Formative Group Assessment #2: Identifying setting in their short stories. Teacher will be able to see if students described what their setting was like, i.e. the environment, place, and time of day. Teacher will monitor which individual students have this mastered. 

Formative Group Assessment #3: Identifying conflict, resolution, and plot. Teacher will be able to watch the Flipgrid videos to determine which groups were able to come up with a general idea of what they want their beginning, middle, and end of their short films to be like. Teacher will also be able to see if students included a conflict and resolution in the story. 

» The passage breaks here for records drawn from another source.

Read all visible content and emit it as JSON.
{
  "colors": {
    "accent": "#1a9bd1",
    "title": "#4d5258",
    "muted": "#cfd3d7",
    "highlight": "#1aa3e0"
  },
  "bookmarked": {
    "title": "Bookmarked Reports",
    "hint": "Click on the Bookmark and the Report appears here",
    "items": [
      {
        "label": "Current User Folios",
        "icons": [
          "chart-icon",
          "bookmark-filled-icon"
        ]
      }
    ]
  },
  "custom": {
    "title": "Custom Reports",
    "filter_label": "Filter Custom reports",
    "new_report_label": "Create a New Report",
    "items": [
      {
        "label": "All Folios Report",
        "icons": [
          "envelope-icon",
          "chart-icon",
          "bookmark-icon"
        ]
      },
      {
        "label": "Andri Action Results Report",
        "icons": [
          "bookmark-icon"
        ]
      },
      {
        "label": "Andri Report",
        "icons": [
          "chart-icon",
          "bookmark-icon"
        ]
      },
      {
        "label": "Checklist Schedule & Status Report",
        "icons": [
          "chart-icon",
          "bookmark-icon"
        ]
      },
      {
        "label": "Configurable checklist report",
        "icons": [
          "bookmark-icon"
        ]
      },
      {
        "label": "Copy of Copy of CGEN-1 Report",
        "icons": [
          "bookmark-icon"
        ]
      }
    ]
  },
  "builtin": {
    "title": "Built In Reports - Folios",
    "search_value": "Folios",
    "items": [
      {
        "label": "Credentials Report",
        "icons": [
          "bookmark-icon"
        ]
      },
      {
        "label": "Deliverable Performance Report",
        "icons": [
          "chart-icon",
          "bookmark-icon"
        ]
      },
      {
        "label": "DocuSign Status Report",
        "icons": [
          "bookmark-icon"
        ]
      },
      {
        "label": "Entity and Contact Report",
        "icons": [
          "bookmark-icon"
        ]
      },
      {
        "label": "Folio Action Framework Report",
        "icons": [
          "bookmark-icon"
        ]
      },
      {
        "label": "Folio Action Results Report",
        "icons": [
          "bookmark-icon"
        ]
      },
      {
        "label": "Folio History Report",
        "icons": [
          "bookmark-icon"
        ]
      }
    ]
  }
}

Summative Group Assessment #4: Final scripts. Teacher will read over final scripts and make sure each script has the story elements, such as characters, setting, and plot, included in their stories. Students must also follow the plans they created together when designing their script, and they must follow the rubric guidelines for a completed script. 

Summative Group Assessment #5: Final storyboards. Teacher will look at storyboards for each group to make sure the illustrations align with the story elements mentioned in the groups' scripts. Teacher will add comments or additional supports for groups who are missing elements from their rubrics.

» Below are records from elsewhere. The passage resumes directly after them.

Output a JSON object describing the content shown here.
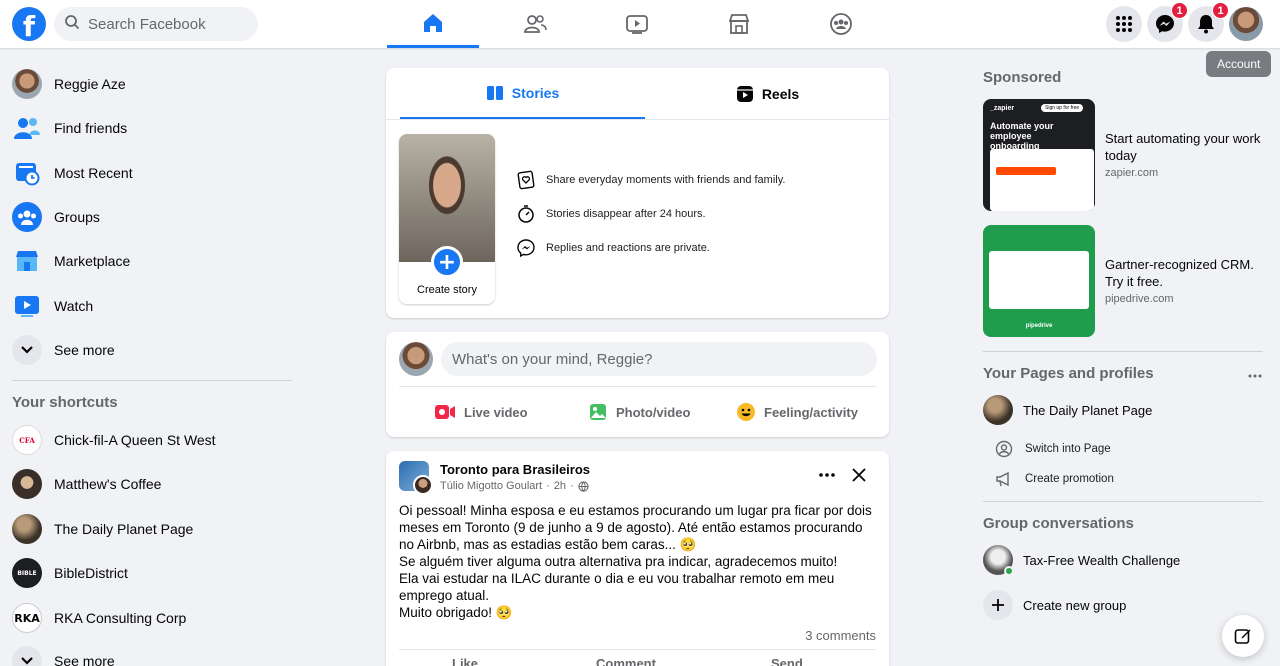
{
  "header": {
    "search_placeholder": "Search Facebook",
    "messenger_badge": "1",
    "notifications_badge": "1",
    "account_tooltip": "Account"
  },
  "sidebar": {
    "items": [
      {
        "label": "Reggie Aze"
      },
      {
        "label": "Find friends"
      },
      {
        "label": "Most Recent"
      },
      {
        "label": "Groups"
      },
      {
        "label": "Marketplace"
      },
      {
        "label": "Watch"
      },
      {
        "label": "See more"
      }
    ],
    "shortcuts_title": "Your shortcuts",
    "shortcuts": [
      {
        "label": "Chick-fil-A Queen St West"
      },
      {
        "label": "Matthew's Coffee"
      },
      {
        "label": "The Daily Planet Page"
      },
      {
        "label": "BibleDistrict"
      },
      {
        "label": "RKA Consulting Corp"
      },
      {
        "label": "See more"
      }
    ]
  },
  "stories": {
    "tab_stories": "Stories",
    "tab_reels": "Reels",
    "create_label": "Create story",
    "info": [
      "Share everyday moments with friends and family.",
      "Stories disappear after 24 hours.",
      "Replies and reactions are private."
    ]
  },
  "composer": {
    "placeholder": "What's on your mind, Reggie?",
    "live_video": "Live video",
    "photo_video": "Photo/video",
    "feeling": "Feeling/activity"
  },
  "post": {
    "group": "Toronto para Brasileiros",
    "author": "Túlio Migotto Goulart",
    "time": "2h",
    "lines": [
      "Oi pessoal! Minha esposa e eu estamos procurando um lugar pra ficar por dois meses em Toronto (9 de junho a 9 de agosto). Até então estamos procurando no Airbnb, mas as estadias estão bem caras...",
      "Se alguém tiver alguma outra alternativa pra indicar, agradecemos muito!",
      "Ela vai estudar na ILAC durante o dia e eu vou trabalhar remoto em meu emprego atual.",
      "Muito obrigado!"
    ],
    "comments": "3 comments",
    "like": "Like",
    "comment": "Comment",
    "send": "Send"
  },
  "right": {
    "sponsored": "Sponsored",
    "ads": [
      {
        "title": "Start automating your work today",
        "domain": "zapier.com",
        "brand": "_zapier",
        "headline": "Automate your employee onboarding",
        "cta": "Sign up for free"
      },
      {
        "title": "Gartner-recognized CRM. Try it free.",
        "domain": "pipedrive.com",
        "brand": "pipedrive"
      }
    ],
    "pages_title": "Your Pages and profiles",
    "page_name": "The Daily Planet Page",
    "switch": "Switch into Page",
    "promo": "Create promotion",
    "groups_title": "Group conversations",
    "group_name": "Tax-Free Wealth Challenge",
    "create_group": "Create new group"
  },
  "colors": {
    "brand": "#1877f2",
    "badge": "#e41e3f"
  }
}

Final Film Example

This is a project I have completed of my very own storyboard and script. 

As you may notice in the link, my students are acting out the roles of the characters. This is an example of what a final film can look like once students have completed their final assingments for their storyboards and scripts!


LINK to Final Film: The Case of the Missing Marbles

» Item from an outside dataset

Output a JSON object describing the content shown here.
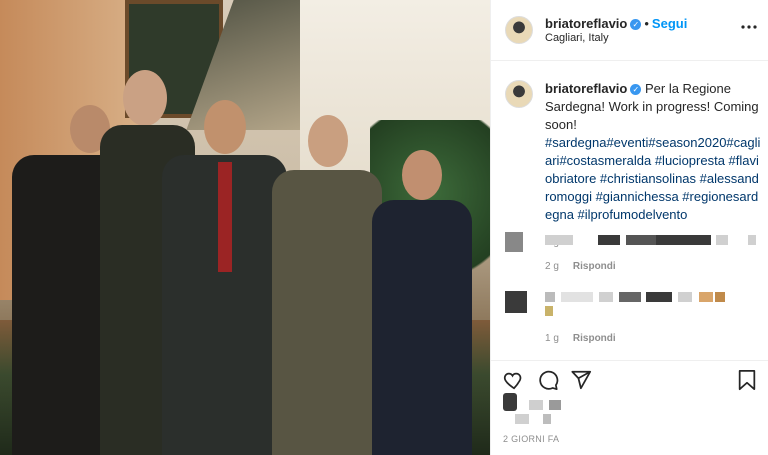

Title Image: “Tripod Vector Svg Icon.” SVG Repo, https://www.svgrepo.com/svg/86503/tripod.

The Basics of Storyboarding in Under 5 Minutes: “The Basics of Storyboarding in under 5 Minutes - Film Camp for Kids & Youth Free Class Tutorials.” YouTube, YouTube, 11 Feb. 2021, https://www.youtube.com/watch?v=GHjgwqcj62E.

Marilyn Bianchi Kids' Playwriting Festival: “Marilyn Bianchi Kids' Playwriting Festival - Middle School Video #1 (‘How to Write a Play’).” YouTube, YouTube, 23 Mar. 2021, https://www.youtube.com/watch?v=chw5Z2DoIrI.

4 Framing and Composition Techniques for Beginners: “4 Framing & Composition Techniques for Beginners | Photography & Video Training.” YouTube, YouTube, 27 Sept. 2019, https://www.youtube.com/watch?v=nKM3jkEOpuE.

iMovie Basics: Video Editing Tutorials for Beginners: “IMovie Basics: Video Editing Tutorial for Beginners.” YouTube, YouTube, 21 Apr. 2017, https://www.youtube.com/watch?v=VF2mUJ0P3xU.

Citing Sources: “Citing Sources: Why & How to Do It.” YouTube, YouTube, 2 Aug. 2018, https://www.youtube.com/watch?v=-JV9cLDCgas.

Storyboard Template: Free Free Storyboard Template - 8 Panel | Education World. https://www.educationworld.com/tools_templates/template_strybrd_8panels.doc. 

Playwriting Template: Script Template | Education World. https://www.educationworld.com/tools_templates/template_script.doc.

Characters Anchor Chart: Staake, Jill. “12 Character Traits Anchor Charts for Elementary and Middle School.” We Are Teachers, 8 July 2022, https://www.weareteachers.com/character-traits-anchor-charts/. 

Setting Anchor Chart: Staff, WeAreTeachers. “49 Anchor Charts That Nail Reading Comprehension.” We Are Teachers, 13 July 2022, https://www.weareteachers.com/anchor-charts-that-teach-reading-comprehension/. 

Plot Anchor Chart: Unknown. “Anchors Away Monday (Plot).” Chalk Box Tales, http://chalkboxtales.blogspot.com/2014/09/anchors-away-monday-plot.html.